And this will give you a better workout and help you to become more mobile.
You can also get a decent core workout in the pool.
This is because the mild resistance provided by the water helps to strengthen and condition your muscles as you exercise.
And finally the water pressure helps to strengthen your heart and lungs, improving your circulation.
Which allows your body to transport the oxygen and nutrients to your muscles and discs that help them to repair and heal.
So you can see that exercising in water has many benefits, and you have two options if this sounds good to you.
Firstly you could join a water aerobics class.
These are commonplace in most local pools nowadays and can be a really fun activity to take part in.
They are basically like doing an aerobics class in the water and are high energy and accompanied by loud music.
As I said they are great fun and can be a great place to meet new friends.
Secondly you could try aquatic therapy.

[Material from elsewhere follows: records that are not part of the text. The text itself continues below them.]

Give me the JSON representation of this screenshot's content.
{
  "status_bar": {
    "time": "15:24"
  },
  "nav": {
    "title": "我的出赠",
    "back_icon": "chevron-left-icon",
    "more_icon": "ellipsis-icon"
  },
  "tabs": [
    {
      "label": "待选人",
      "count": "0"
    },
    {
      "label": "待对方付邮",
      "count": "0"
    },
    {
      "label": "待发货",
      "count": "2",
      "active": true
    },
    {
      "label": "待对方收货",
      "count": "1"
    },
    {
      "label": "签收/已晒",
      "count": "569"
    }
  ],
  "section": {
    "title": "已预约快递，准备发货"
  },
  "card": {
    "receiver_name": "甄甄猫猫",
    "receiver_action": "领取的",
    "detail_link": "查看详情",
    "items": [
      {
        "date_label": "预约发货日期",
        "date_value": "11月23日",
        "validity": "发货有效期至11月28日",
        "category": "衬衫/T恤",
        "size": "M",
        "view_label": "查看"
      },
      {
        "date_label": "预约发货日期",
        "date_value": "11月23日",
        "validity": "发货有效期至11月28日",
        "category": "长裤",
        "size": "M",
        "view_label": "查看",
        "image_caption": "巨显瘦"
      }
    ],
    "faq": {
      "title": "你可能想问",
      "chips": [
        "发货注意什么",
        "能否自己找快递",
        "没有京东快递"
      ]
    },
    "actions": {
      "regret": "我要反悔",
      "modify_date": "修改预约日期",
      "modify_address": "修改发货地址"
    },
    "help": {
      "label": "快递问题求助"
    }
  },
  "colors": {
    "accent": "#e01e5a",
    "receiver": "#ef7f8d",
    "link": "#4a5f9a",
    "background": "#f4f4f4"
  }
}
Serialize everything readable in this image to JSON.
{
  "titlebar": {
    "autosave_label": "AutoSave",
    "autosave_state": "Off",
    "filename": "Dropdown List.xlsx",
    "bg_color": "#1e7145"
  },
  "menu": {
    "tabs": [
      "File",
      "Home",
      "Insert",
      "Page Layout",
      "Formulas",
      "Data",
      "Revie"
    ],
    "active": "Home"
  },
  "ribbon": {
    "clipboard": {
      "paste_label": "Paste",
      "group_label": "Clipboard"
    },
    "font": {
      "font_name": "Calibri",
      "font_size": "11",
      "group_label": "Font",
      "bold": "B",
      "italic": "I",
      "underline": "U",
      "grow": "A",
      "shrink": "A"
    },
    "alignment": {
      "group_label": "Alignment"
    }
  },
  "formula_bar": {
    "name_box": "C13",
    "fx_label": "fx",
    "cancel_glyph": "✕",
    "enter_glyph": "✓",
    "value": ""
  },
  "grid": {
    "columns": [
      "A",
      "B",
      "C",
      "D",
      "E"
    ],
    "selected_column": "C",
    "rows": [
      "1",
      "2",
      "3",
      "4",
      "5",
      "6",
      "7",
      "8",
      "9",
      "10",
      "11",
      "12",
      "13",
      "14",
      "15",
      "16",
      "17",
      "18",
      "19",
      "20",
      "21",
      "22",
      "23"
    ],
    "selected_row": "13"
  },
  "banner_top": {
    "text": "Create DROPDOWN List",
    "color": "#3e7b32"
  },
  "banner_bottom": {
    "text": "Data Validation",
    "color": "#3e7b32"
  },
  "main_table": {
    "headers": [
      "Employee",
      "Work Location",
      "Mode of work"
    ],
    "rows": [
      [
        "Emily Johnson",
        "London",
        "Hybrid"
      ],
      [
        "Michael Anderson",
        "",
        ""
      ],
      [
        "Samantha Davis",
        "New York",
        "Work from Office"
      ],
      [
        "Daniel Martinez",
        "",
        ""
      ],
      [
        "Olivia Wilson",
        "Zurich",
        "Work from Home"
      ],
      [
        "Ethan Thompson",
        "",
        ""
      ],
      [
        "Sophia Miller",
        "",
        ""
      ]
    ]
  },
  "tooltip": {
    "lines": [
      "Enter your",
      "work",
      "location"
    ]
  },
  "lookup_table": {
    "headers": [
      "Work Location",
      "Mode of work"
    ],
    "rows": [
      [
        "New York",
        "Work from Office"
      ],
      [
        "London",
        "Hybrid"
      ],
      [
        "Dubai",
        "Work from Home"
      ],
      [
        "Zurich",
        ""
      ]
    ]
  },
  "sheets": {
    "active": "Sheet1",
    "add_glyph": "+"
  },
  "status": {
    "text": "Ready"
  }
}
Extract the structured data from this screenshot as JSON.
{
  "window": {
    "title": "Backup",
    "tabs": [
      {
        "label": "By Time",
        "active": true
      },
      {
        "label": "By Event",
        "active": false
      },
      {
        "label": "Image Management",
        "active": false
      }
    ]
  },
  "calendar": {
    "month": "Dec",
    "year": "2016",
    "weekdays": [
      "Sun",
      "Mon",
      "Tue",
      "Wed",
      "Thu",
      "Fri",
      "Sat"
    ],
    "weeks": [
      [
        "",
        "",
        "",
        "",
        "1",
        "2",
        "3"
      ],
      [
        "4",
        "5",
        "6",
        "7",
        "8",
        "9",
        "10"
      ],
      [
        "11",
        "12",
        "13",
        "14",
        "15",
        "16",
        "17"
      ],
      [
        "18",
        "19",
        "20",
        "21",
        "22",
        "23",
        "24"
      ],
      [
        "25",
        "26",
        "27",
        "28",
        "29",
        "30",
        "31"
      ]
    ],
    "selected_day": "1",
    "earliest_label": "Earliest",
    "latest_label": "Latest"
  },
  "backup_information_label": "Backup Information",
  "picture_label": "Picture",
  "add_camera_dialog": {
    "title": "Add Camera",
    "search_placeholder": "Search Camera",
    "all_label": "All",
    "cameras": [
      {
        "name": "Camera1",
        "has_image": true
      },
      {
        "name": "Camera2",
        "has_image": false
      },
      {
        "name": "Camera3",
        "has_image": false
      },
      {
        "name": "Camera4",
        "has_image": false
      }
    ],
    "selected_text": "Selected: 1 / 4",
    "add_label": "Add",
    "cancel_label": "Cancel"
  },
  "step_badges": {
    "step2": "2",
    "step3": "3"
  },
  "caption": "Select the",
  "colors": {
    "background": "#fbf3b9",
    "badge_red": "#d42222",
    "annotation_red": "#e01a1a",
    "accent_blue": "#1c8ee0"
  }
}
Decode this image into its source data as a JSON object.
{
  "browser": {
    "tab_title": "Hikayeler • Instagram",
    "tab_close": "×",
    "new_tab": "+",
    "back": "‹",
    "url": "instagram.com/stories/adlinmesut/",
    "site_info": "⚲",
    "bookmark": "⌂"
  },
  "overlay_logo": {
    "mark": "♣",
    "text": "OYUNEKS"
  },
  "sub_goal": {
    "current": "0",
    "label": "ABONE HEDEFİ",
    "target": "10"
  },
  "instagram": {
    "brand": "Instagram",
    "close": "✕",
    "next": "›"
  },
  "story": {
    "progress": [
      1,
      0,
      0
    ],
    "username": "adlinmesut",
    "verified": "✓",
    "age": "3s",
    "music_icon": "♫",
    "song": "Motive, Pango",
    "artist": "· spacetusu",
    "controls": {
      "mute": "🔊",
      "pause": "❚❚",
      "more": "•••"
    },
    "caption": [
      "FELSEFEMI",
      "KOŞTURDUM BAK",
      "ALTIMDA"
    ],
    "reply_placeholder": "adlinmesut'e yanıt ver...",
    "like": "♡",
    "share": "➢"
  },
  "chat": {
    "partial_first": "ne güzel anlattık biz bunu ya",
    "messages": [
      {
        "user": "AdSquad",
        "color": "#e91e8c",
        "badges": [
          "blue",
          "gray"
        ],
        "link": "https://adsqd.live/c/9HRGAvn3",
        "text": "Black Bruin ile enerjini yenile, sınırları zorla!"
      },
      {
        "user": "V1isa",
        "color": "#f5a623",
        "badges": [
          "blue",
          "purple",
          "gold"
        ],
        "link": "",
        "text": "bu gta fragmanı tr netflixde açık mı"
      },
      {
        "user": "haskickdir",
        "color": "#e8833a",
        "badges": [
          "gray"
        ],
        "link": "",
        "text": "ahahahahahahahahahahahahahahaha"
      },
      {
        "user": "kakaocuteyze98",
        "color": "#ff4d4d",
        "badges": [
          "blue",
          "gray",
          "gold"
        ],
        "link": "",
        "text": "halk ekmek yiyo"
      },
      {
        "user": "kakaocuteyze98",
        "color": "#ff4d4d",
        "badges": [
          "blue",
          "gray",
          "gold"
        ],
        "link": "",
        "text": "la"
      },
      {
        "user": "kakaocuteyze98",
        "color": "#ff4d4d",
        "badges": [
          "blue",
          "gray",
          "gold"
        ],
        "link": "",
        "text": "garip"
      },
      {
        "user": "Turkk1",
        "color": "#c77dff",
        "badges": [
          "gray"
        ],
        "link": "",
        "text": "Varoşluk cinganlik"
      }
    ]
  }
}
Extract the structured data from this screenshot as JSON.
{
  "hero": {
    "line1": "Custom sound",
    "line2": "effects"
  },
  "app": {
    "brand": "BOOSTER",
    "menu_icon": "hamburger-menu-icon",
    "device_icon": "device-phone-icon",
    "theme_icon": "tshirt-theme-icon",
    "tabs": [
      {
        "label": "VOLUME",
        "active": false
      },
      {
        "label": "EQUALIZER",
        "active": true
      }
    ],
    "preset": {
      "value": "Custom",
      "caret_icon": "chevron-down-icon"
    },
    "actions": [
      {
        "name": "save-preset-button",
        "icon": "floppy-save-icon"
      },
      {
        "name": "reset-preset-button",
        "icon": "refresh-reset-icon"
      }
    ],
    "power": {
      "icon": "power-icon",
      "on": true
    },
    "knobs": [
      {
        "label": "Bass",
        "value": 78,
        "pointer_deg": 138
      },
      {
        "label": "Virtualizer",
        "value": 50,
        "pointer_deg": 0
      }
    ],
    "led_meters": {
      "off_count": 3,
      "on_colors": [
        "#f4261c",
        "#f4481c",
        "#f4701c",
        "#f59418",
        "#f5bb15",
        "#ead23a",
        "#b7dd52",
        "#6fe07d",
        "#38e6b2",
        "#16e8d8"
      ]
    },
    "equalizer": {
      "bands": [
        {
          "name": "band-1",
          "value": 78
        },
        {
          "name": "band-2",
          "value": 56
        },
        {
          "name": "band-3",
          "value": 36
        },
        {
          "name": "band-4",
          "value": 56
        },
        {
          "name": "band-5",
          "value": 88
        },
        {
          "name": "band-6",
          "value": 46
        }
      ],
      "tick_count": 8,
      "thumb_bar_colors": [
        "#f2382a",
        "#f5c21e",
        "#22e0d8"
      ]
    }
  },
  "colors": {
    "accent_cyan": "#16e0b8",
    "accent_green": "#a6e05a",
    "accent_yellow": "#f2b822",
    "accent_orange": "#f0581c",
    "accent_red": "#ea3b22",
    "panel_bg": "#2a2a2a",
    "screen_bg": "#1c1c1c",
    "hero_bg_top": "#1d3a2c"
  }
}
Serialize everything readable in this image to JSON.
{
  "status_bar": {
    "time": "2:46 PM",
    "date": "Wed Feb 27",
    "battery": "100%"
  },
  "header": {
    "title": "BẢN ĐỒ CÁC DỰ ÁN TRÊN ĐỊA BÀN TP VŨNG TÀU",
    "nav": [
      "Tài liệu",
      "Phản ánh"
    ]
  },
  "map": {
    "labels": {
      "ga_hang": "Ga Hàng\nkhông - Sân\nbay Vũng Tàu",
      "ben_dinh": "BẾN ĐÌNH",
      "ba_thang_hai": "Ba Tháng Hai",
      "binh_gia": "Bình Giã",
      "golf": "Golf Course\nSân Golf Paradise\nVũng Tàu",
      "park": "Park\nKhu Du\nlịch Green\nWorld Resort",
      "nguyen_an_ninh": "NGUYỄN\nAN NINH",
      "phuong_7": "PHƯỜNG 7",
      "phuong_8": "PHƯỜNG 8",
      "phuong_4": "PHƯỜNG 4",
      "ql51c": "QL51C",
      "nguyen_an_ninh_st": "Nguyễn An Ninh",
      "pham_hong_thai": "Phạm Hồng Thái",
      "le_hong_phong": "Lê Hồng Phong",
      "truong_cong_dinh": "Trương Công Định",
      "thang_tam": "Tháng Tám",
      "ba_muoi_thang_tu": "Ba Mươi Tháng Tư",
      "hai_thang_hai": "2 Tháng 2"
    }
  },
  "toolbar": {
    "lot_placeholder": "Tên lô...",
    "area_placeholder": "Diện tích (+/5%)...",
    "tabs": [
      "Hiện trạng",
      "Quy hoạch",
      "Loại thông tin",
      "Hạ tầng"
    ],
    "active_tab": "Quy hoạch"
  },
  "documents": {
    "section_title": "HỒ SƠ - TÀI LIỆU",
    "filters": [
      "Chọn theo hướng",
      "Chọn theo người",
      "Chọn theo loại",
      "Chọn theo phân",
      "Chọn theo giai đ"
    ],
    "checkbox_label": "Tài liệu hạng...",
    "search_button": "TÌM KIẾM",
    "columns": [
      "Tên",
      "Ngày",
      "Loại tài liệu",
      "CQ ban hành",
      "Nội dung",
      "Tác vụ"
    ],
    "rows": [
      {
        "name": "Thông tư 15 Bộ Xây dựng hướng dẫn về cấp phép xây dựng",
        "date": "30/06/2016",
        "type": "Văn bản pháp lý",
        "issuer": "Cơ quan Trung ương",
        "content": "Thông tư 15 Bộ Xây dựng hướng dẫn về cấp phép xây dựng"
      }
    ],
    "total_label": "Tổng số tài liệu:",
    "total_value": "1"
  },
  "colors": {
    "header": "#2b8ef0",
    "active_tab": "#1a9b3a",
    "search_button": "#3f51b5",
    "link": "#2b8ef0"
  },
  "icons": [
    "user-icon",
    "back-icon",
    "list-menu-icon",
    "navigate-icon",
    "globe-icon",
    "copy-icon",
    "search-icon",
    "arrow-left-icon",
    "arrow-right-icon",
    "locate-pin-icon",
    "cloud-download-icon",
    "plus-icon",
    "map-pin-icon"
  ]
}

Unlike the class format of water aerobics, aquatic therapy is usually done on a one-to-one basis with a qualified therapist.
It targets your core muscles and consists of exercises that aim to build strength, endurance, flexibility, balance and range of motion.
This makes it great for people rehabilitating after injuries.
But it can also be a great option if you want to strengthen your core but find normal core exercises too painful.
So if you're finding land-based exercising difficult these two can be great alternatives to help you to stay active.
And exercising in the pool is fun too so it's a win-win!
9. Tai Chi
This final activity in this list is a bit more out of left field.
But don't rule it out too quickly because tai chi can be a great way of reducing your back pain.
This is another gentle, low-impact activity so it's great no matter what age or fitness level you are at.
And it's unique for a martial art in that it soothes pain rather than trying to inflict it!
This has been shown in studies, with one finding that a group of people with lower back pain had less pain and functional disability after 10-weeks of tai chi classes.
And it's not just helpful for back pain.
Not bad eh?
So how does it help your back pain?
Tai chi focuses on keeping the correct posture and balance as you move through the exercises.
This creates balance in your body which lessens the load on your lower back and stops any muscle imbalances from developing.
Also the movements in tai chi lengthen and strengthen the muscles throughout your whole body.
This increases your flexibility, improves your posture, and reduces any aches and strains.
There is also a focus on breathing that works to relax both your body and mind.
Which helps to release any muscle tension you are holding and improves your overall mood and sense of well-being,
And finally the increased circulation that comes from the movements helps your body to get the oxygen and nutrients it needs to heal and repair.
So you'll feel less stiffness and soreness in your muscles.
And hopefully less back pain!
So look out for a local tai chi class in your area and give it a try.
These classes are fun and social experiences and can be a great way of meeting new friends.
They are also often done outside in parks, so you get the added benefit of getting out into the fresh air too.
And let's face it, we all want to be a black belt in a martial art, so why not become one in tai chi!
After all, anything that can make you more mobile, reduce pain, improve your balance and relax your body and mind can't be bad.
Hopefully after reading through this list of safe and helpful activities for your back you now have more of an idea of what you can do to stay active.
This really is key to managing back pain well and continuing to live the life you want to live.
There are a wide variety of exercises here so there should be something that suits everyone.
For me personally I find a mixture of walking, swimming, pilates, stretching and yoga keeps me on the right path.
But everyone is different so it's all about finding out what works for you.
Just remember not to overdo things and keep it to a moderate intensity and you'll be fine.
Because once you make staying active a staple part of your lifestyle you'll really start to notice the difference and never want to turn back.